Description of the task: Exactly as they stand, set down all of the records again.

Dataset extract:
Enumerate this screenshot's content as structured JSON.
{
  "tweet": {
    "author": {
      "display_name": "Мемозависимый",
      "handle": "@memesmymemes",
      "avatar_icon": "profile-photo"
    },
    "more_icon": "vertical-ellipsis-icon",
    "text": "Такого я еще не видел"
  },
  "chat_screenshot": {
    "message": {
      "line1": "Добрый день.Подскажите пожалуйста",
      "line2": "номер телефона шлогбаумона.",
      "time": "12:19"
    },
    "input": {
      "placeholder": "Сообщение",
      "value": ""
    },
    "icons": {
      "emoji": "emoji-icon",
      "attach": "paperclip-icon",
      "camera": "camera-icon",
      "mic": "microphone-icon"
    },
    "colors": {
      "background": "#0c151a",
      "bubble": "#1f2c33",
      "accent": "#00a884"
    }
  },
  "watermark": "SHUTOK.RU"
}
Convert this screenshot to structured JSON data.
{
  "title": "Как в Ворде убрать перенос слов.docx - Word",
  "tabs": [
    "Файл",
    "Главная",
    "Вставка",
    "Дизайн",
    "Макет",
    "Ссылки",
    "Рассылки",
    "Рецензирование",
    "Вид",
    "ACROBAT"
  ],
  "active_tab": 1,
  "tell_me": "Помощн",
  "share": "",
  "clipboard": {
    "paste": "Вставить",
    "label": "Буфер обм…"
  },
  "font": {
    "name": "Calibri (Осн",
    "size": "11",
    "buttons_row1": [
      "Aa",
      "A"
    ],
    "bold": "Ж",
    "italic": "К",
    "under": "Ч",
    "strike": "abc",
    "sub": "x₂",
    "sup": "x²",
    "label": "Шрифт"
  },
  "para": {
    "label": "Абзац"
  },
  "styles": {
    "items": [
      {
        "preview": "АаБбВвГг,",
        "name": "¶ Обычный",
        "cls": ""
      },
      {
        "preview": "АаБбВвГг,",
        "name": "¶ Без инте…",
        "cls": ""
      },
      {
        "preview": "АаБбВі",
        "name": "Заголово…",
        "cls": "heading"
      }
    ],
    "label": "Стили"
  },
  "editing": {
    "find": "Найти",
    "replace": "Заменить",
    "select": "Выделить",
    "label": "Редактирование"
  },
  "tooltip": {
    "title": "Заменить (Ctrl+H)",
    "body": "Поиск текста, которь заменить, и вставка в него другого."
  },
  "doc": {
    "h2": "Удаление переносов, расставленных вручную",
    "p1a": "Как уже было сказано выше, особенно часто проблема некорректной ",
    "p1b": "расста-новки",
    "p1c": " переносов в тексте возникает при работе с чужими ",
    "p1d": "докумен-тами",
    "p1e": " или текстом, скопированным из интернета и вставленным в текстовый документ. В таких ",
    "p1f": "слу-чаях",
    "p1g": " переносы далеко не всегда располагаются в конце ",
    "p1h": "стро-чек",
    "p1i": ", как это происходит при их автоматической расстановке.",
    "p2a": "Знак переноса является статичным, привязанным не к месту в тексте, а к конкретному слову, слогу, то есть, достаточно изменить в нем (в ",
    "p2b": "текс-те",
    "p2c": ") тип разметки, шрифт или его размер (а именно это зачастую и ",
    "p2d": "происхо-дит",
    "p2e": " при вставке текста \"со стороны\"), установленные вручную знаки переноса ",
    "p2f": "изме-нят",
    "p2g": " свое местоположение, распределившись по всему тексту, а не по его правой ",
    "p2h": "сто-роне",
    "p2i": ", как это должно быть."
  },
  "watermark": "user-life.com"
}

Response for this exercise:
Enumerate this screenshot's content as structured JSON.
{
  "tweet": {
    "author": {
      "display_name": "Мемозависимый",
      "handle": "@memesmymemes",
      "avatar_icon": "profile-photo"
    },
    "more_icon": "vertical-ellipsis-icon",
    "text": "Такого я еще не видел"
  },
  "chat_screenshot": {
    "message": {
      "line1": "Добрый день.Подскажите пожалуйста",
      "line2": "номер телефона шлогбаумона.",
      "time": "12:19"
    },
    "input": {
      "placeholder": "Сообщение",
      "value": ""
    },
    "icons": {
      "emoji": "emoji-icon",
      "attach": "paperclip-icon",
      "camera": "camera-icon",
      "mic": "microphone-icon"
    },
    "colors": {
      "background": "#0c151a",
      "bubble": "#1f2c33",
      "accent": "#00a884"
    }
  },
  "watermark": "SHUTOK.RU"
}
Convert this screenshot to structured JSON data.
{
  "title": "Как в Ворде убрать перенос слов.docx - Word",
  "tabs": [
    "Файл",
    "Главная",
    "Вставка",
    "Дизайн",
    "Макет",
    "Ссылки",
    "Рассылки",
    "Рецензирование",
    "Вид",
    "ACROBAT"
  ],
  "active_tab": 1,
  "tell_me": "Помощн",
  "share": "",
  "clipboard": {
    "paste": "Вставить",
    "label": "Буфер обм…"
  },
  "font": {
    "name": "Calibri (Осн",
    "size": "11",
    "buttons_row1": [
      "Aa",
      "A"
    ],
    "bold": "Ж",
    "italic": "К",
    "under": "Ч",
    "strike": "abc",
    "sub": "x₂",
    "sup": "x²",
    "label": "Шрифт"
  },
  "para": {
    "label": "Абзац"
  },
  "styles": {
    "items": [
      {
        "preview": "АаБбВвГг,",
        "name": "¶ Обычный",
        "cls": ""
      },
      {
        "preview": "АаБбВвГг,",
        "name": "¶ Без инте…",
        "cls": ""
      },
      {
        "preview": "АаБбВі",
        "name": "Заголово…",
        "cls": "heading"
      }
    ],
    "label": "Стили"
  },
  "editing": {
    "find": "Найти",
    "replace": "Заменить",
    "select": "Выделить",
    "label": "Редактирование"
  },
  "tooltip": {
    "title": "Заменить (Ctrl+H)",
    "body": "Поиск текста, которь заменить, и вставка в него другого."
  },
  "doc": {
    "h2": "Удаление переносов, расставленных вручную",
    "p1a": "Как уже было сказано выше, особенно часто проблема некорректной ",
    "p1b": "расста-новки",
    "p1c": " переносов в тексте возникает при работе с чужими ",
    "p1d": "докумен-тами",
    "p1e": " или текстом, скопированным из интернета и вставленным в текстовый документ. В таких ",
    "p1f": "слу-чаях",
    "p1g": " переносы далеко не всегда располагаются в конце ",
    "p1h": "стро-чек",
    "p1i": ", как это происходит при их автоматической расстановке.",
    "p2a": "Знак переноса является статичным, привязанным не к месту в тексте, а к конкретному слову, слогу, то есть, достаточно изменить в нем (в ",
    "p2b": "текс-те",
    "p2c": ") тип разметки, шрифт или его размер (а именно это зачастую и ",
    "p2d": "происхо-дит",
    "p2e": " при вставке текста \"со стороны\"), установленные вручную знаки переноса ",
    "p2f": "изме-нят",
    "p2g": " свое местоположение, распределившись по всему тексту, а не по его правой ",
    "p2h": "сто-роне",
    "p2i": ", как это должно быть."
  },
  "watermark": "user-life.com"
}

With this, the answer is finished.